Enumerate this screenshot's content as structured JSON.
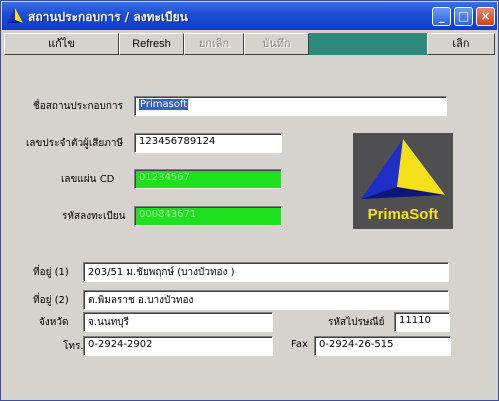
{
  "window": {
    "title": "สถานประกอบการ / ลงทะเบียน"
  },
  "toolbar": {
    "edit_label": "แก้ไข",
    "refresh_label": "Refresh",
    "cancel_label": "ยกเลิก",
    "save_label": "บันทึก",
    "exit_label": "เลิก"
  },
  "form": {
    "company_name": {
      "label": "ชื่อสถานประกอบการ",
      "value": "Primasoft"
    },
    "tax_id": {
      "label": "เลขประจำตัวผู้เสียภาษี",
      "value": "123456789124"
    },
    "cd_number": {
      "label": "เลขแผ่น CD",
      "value": "01234567"
    },
    "register_code": {
      "label": "รหัสลงทะเบียน",
      "value": "000843671"
    },
    "address1": {
      "label": "ที่อยู่ (1)",
      "value": "203/51 ม.ชัยพฤกษ์ (บางบัวทอง )"
    },
    "address2": {
      "label": "ที่อยู่ (2)",
      "value": "ต.พิมลราช  อ.บางบัวทอง"
    },
    "province": {
      "label": "จังหวัด",
      "value": "จ.นนทบุรี"
    },
    "postcode": {
      "label": "รหัสไปรษณีย์",
      "value": "11110"
    },
    "phone": {
      "label": "โทร.",
      "value": "0-2924-2902"
    },
    "fax": {
      "label": "Fax",
      "value": "0-2924-26-515"
    }
  },
  "logo": {
    "text": "PrimaSoft"
  },
  "colors": {
    "titlebar": "#0b3ccc",
    "window_bg": "#d6d3ce",
    "disabled_field": "#1fe01f",
    "logo_bg": "#4f4f52",
    "pyramid_yellow": "#f5e11a",
    "pyramid_blue": "#1e2fc8"
  }
}
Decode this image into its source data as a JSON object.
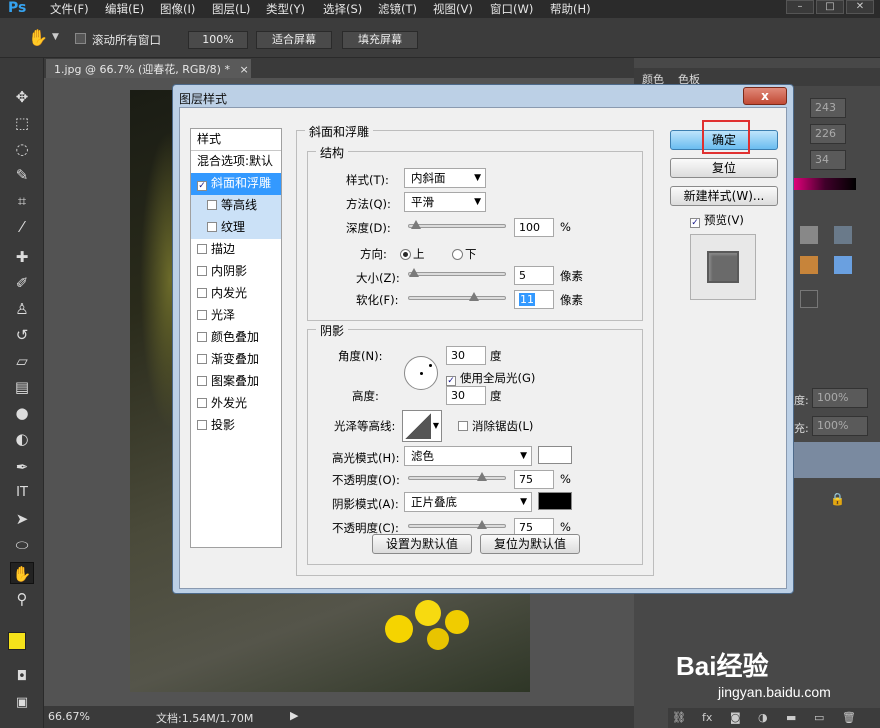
{
  "app": {
    "logo": "Ps",
    "menu": [
      "文件(F)",
      "编辑(E)",
      "图像(I)",
      "图层(L)",
      "类型(Y)",
      "选择(S)",
      "滤镜(T)",
      "视图(V)",
      "窗口(W)",
      "帮助(H)"
    ]
  },
  "options_bar": {
    "scroll_all": "滚动所有窗口",
    "zoom_100": "100%",
    "fit_screen": "适合屏幕",
    "fill_screen": "填充屏幕"
  },
  "document": {
    "tab_title": "1.jpg @ 66.7% (迎春花, RGB/8) *",
    "tab_close": "×"
  },
  "status": {
    "zoom": "66.67%",
    "doc_info": "文档:1.54M/1.70M"
  },
  "right_panel": {
    "tab_color": "颜色",
    "tab_swatches": "色板",
    "val1": "243",
    "val2": "226",
    "val3": "34",
    "opacity_label": "度:",
    "opacity_val": "100%",
    "fill_label": "充:",
    "fill_val": "100%"
  },
  "dialog": {
    "title": "图层样式",
    "close": "x",
    "styles_header": "样式",
    "blend_options": "混合选项:默认",
    "items": [
      {
        "label": "斜面和浮雕",
        "checked": true,
        "selected": true
      },
      {
        "label": "等高线",
        "checked": false,
        "sub": true
      },
      {
        "label": "纹理",
        "checked": false,
        "sub": true
      },
      {
        "label": "描边",
        "checked": false
      },
      {
        "label": "内阴影",
        "checked": false
      },
      {
        "label": "内发光",
        "checked": false
      },
      {
        "label": "光泽",
        "checked": false
      },
      {
        "label": "颜色叠加",
        "checked": false
      },
      {
        "label": "渐变叠加",
        "checked": false
      },
      {
        "label": "图案叠加",
        "checked": false
      },
      {
        "label": "外发光",
        "checked": false
      },
      {
        "label": "投影",
        "checked": false
      }
    ],
    "bevel": {
      "group_title": "斜面和浮雕",
      "structure_title": "结构",
      "style_label": "样式(T):",
      "style_value": "内斜面",
      "technique_label": "方法(Q):",
      "technique_value": "平滑",
      "depth_label": "深度(D):",
      "depth_value": "100",
      "depth_unit": "%",
      "direction_label": "方向:",
      "direction_up": "上",
      "direction_down": "下",
      "size_label": "大小(Z):",
      "size_value": "5",
      "size_unit": "像素",
      "soften_label": "软化(F):",
      "soften_value": "11",
      "soften_unit": "像素"
    },
    "shading": {
      "title": "阴影",
      "angle_label": "角度(N):",
      "angle_value": "30",
      "angle_unit": "度",
      "global_light": "使用全局光(G)",
      "altitude_label": "高度:",
      "altitude_value": "30",
      "altitude_unit": "度",
      "gloss_label": "光泽等高线:",
      "antialias": "消除锯齿(L)",
      "highlight_label": "高光模式(H):",
      "highlight_value": "滤色",
      "highlight_color": "#ffffff",
      "opacity1_label": "不透明度(O):",
      "opacity1_value": "75",
      "opacity1_unit": "%",
      "shadow_label": "阴影模式(A):",
      "shadow_value": "正片叠底",
      "shadow_color": "#000000",
      "opacity2_label": "不透明度(C):",
      "opacity2_value": "75",
      "opacity2_unit": "%"
    },
    "set_default": "设置为默认值",
    "reset_default": "复位为默认值",
    "ok": "确定",
    "reset": "复位",
    "new_style": "新建样式(W)...",
    "preview": "预览(V)"
  },
  "watermark": {
    "text": "Bai经验",
    "url": "jingyan.baidu.com"
  }
}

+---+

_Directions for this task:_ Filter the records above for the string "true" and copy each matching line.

_Answer box:_
        "checked": true,
        "selected": true
        "sub": true
        "sub": true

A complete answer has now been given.